───── Recorded data

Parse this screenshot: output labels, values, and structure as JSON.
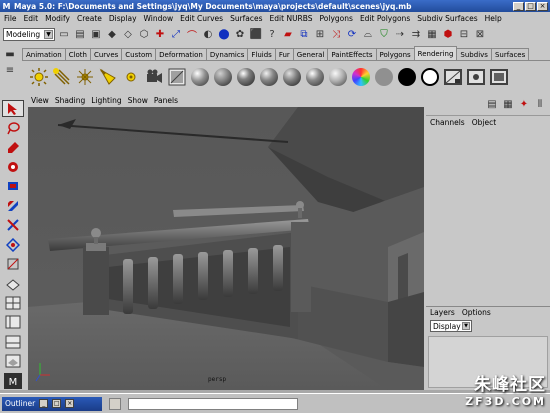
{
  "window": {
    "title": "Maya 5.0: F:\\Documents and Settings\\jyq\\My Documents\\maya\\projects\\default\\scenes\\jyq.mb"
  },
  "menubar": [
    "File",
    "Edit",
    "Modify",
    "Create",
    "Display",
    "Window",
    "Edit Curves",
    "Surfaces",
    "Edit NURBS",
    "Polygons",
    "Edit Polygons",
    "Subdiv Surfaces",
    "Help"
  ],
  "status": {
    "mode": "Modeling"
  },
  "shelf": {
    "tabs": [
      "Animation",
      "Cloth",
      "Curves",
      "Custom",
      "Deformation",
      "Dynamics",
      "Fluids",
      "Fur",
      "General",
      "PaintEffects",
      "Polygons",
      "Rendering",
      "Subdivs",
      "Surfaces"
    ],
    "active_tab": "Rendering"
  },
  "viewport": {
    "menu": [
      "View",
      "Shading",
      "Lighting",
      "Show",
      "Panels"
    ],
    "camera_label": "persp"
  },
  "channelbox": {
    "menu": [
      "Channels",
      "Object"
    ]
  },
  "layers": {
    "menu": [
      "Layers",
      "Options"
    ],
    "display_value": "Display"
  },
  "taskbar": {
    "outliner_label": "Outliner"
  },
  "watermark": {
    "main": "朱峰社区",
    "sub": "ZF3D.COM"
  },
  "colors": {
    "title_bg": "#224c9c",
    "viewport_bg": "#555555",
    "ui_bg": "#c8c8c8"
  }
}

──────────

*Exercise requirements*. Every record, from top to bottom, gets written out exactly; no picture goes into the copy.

*Reply*.
Parse this screenshot: output labels, values, and structure as JSON.
{
  "window": {
    "title": "Maya 5.0: F:\\Documents and Settings\\jyq\\My Documents\\maya\\projects\\default\\scenes\\jyq.mb"
  },
  "menubar": [
    "File",
    "Edit",
    "Modify",
    "Create",
    "Display",
    "Window",
    "Edit Curves",
    "Surfaces",
    "Edit NURBS",
    "Polygons",
    "Edit Polygons",
    "Subdiv Surfaces",
    "Help"
  ],
  "status": {
    "mode": "Modeling"
  },
  "shelf": {
    "tabs": [
      "Animation",
      "Cloth",
      "Curves",
      "Custom",
      "Deformation",
      "Dynamics",
      "Fluids",
      "Fur",
      "General",
      "PaintEffects",
      "Polygons",
      "Rendering",
      "Subdivs",
      "Surfaces"
    ],
    "active_tab": "Rendering"
  },
  "viewport": {
    "menu": [
      "View",
      "Shading",
      "Lighting",
      "Show",
      "Panels"
    ],
    "camera_label": "persp"
  },
  "channelbox": {
    "menu": [
      "Channels",
      "Object"
    ]
  },
  "layers": {
    "menu": [
      "Layers",
      "Options"
    ],
    "display_value": "Display"
  },
  "taskbar": {
    "outliner_label": "Outliner"
  },
  "watermark": {
    "main": "朱峰社区",
    "sub": "ZF3D.COM"
  },
  "colors": {
    "title_bg": "#224c9c",
    "viewport_bg": "#555555",
    "ui_bg": "#c8c8c8"
  }
}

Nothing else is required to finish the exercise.